--- Input ---
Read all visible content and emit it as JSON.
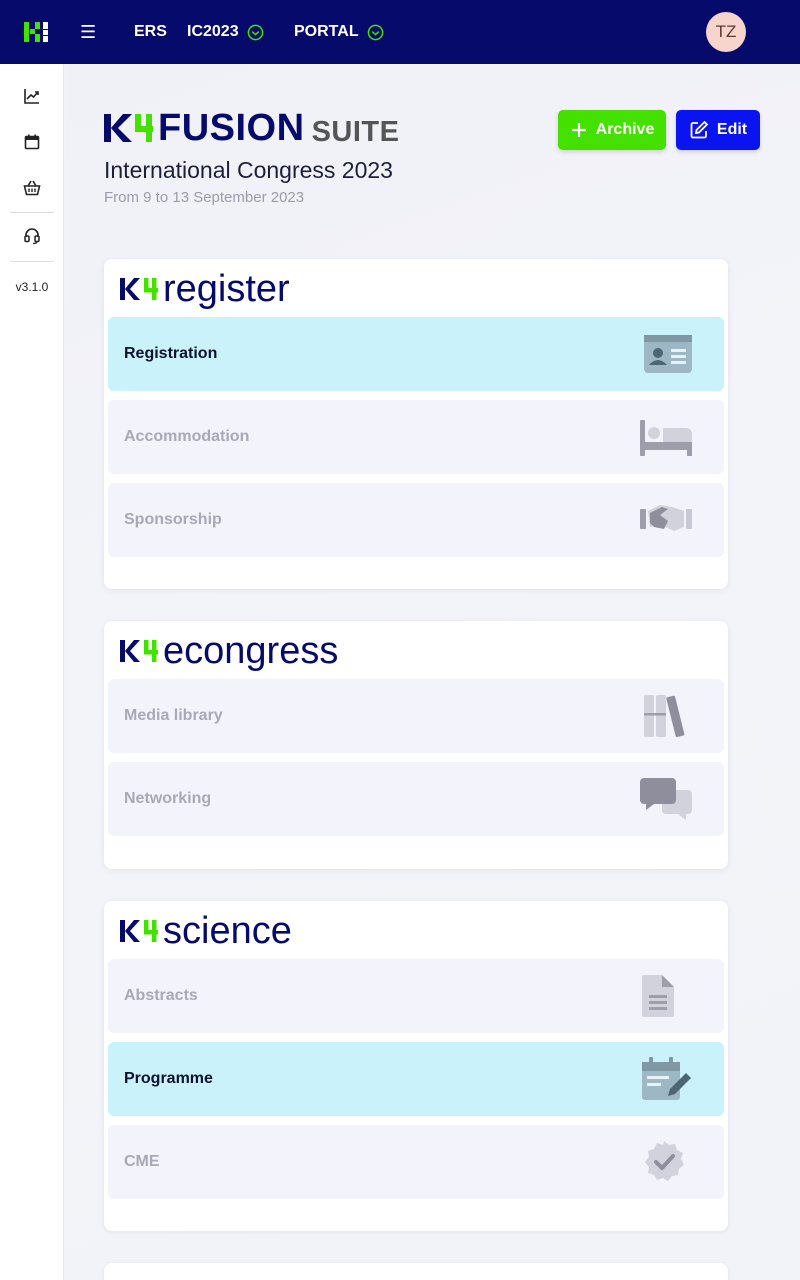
{
  "topbar": {
    "nav": [
      {
        "label": "ERS",
        "checked": false
      },
      {
        "label": "IC2023",
        "checked": true
      },
      {
        "label": "PORTAL",
        "checked": true
      }
    ],
    "avatar_initials": "TZ",
    "colors": {
      "bar": "#050a6b",
      "accent_green": "#44e000"
    }
  },
  "sidebar": {
    "icons": [
      "chart-line-icon",
      "calendar-icon",
      "basket-icon",
      "headset-icon"
    ],
    "version": "v3.1.0"
  },
  "header": {
    "brand_fusion": "FUSION",
    "brand_suite": "SUITE",
    "event_title": "International Congress 2023",
    "event_dates": "From 9 to 13 September 2023",
    "archive_label": "Archive",
    "edit_label": "Edit"
  },
  "cards": [
    {
      "name": "register",
      "modules": [
        {
          "label": "Registration",
          "active": true,
          "icon": "id-card-icon"
        },
        {
          "label": "Accommodation",
          "active": false,
          "icon": "bed-icon"
        },
        {
          "label": "Sponsorship",
          "active": false,
          "icon": "handshake-icon"
        }
      ]
    },
    {
      "name": "econgress",
      "modules": [
        {
          "label": "Media library",
          "active": false,
          "icon": "books-icon"
        },
        {
          "label": "Networking",
          "active": false,
          "icon": "comments-icon"
        }
      ]
    },
    {
      "name": "science",
      "modules": [
        {
          "label": "Abstracts",
          "active": false,
          "icon": "document-icon"
        },
        {
          "label": "Programme",
          "active": true,
          "icon": "calendar-edit-icon"
        },
        {
          "label": "CME",
          "active": false,
          "icon": "certificate-check-icon"
        }
      ]
    }
  ]
}
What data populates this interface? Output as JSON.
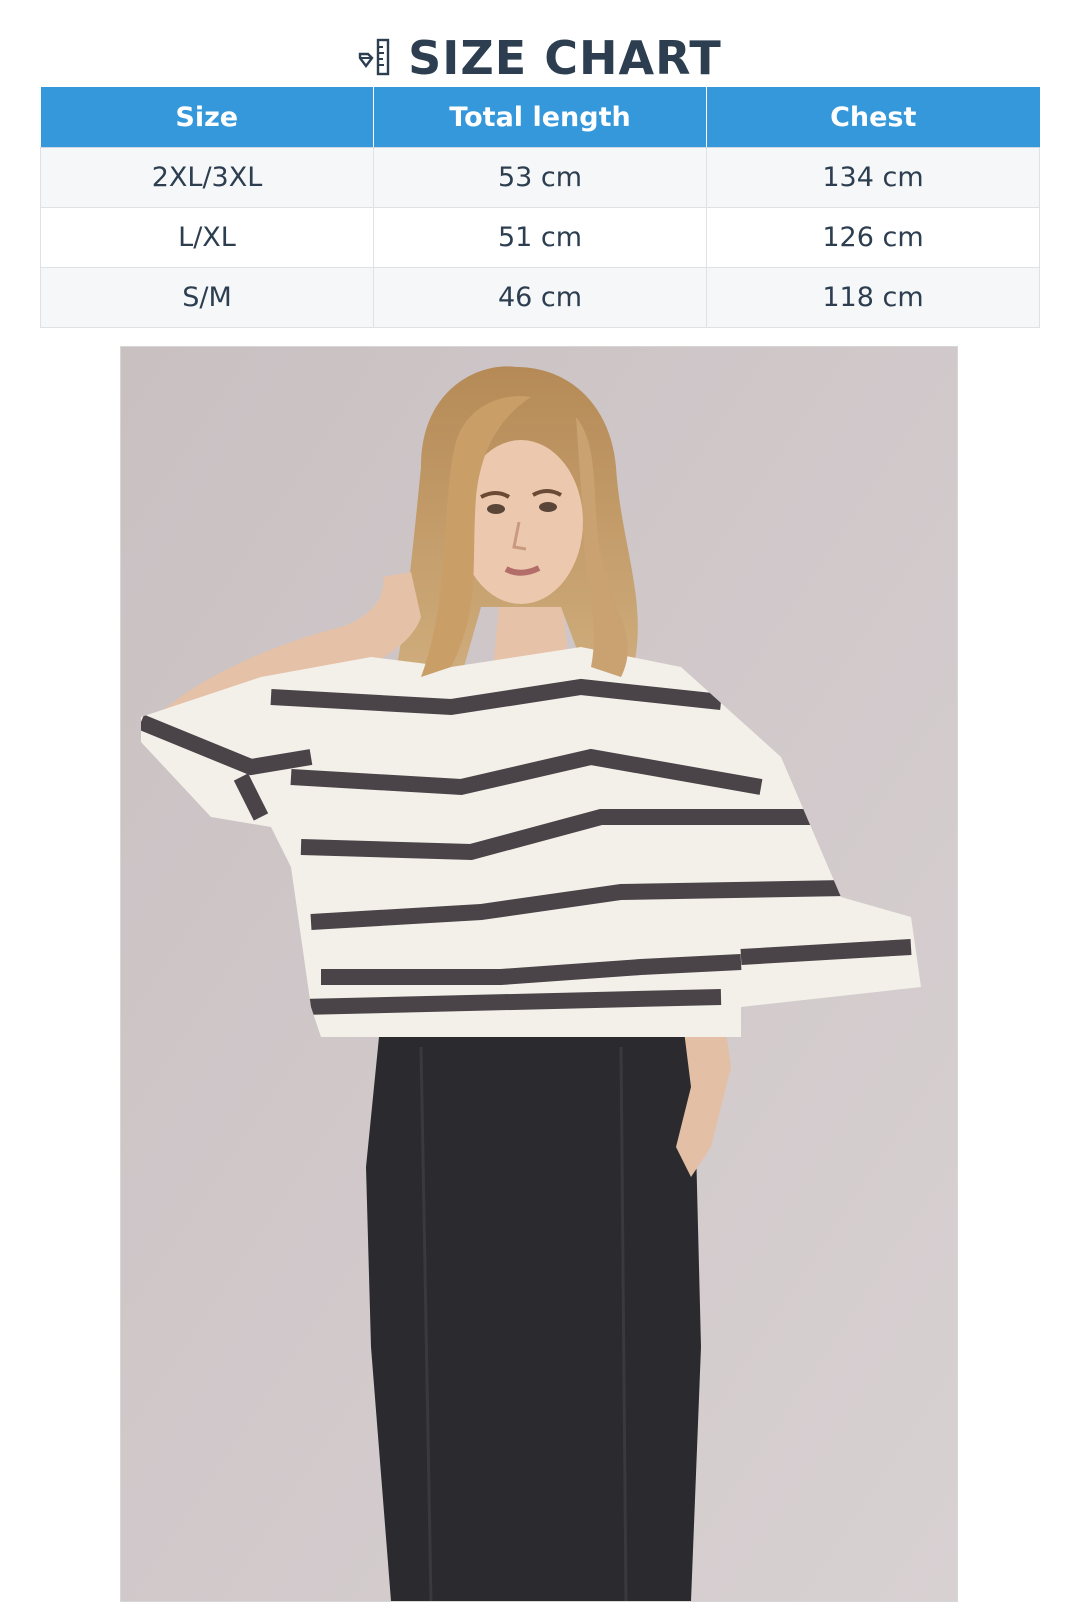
{
  "header": {
    "title": "SIZE CHART",
    "icon": "ruler-diamond-icon"
  },
  "table": {
    "columns": [
      "Size",
      "Total length",
      "Chest"
    ],
    "rows": [
      {
        "size": "2XL/3XL",
        "total_length": "53 cm",
        "chest": "134 cm"
      },
      {
        "size": "L/XL",
        "total_length": "51 cm",
        "chest": "126 cm"
      },
      {
        "size": "S/M",
        "total_length": "46 cm",
        "chest": "118 cm"
      }
    ]
  },
  "photo": {
    "icon": "product-photo"
  },
  "colors": {
    "header_bg": "#3498db",
    "text": "#2c3e50",
    "row_alt": "#f5f7f8",
    "photo_bg": "#cbc3c4",
    "stripe": "#4a4448",
    "top": "#f3f0ea",
    "skirt": "#2b2a2e"
  }
}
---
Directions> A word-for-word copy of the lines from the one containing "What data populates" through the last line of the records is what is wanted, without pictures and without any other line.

Written response>
What data populates this interface? Output as JSON.
{
  "header": {
    "title": "SIZE CHART",
    "icon": "ruler-diamond-icon"
  },
  "table": {
    "columns": [
      "Size",
      "Total length",
      "Chest"
    ],
    "rows": [
      {
        "size": "2XL/3XL",
        "total_length": "53 cm",
        "chest": "134 cm"
      },
      {
        "size": "L/XL",
        "total_length": "51 cm",
        "chest": "126 cm"
      },
      {
        "size": "S/M",
        "total_length": "46 cm",
        "chest": "118 cm"
      }
    ]
  },
  "photo": {
    "icon": "product-photo"
  },
  "colors": {
    "header_bg": "#3498db",
    "text": "#2c3e50",
    "row_alt": "#f5f7f8",
    "photo_bg": "#cbc3c4",
    "stripe": "#4a4448",
    "top": "#f3f0ea",
    "skirt": "#2b2a2e"
  }
}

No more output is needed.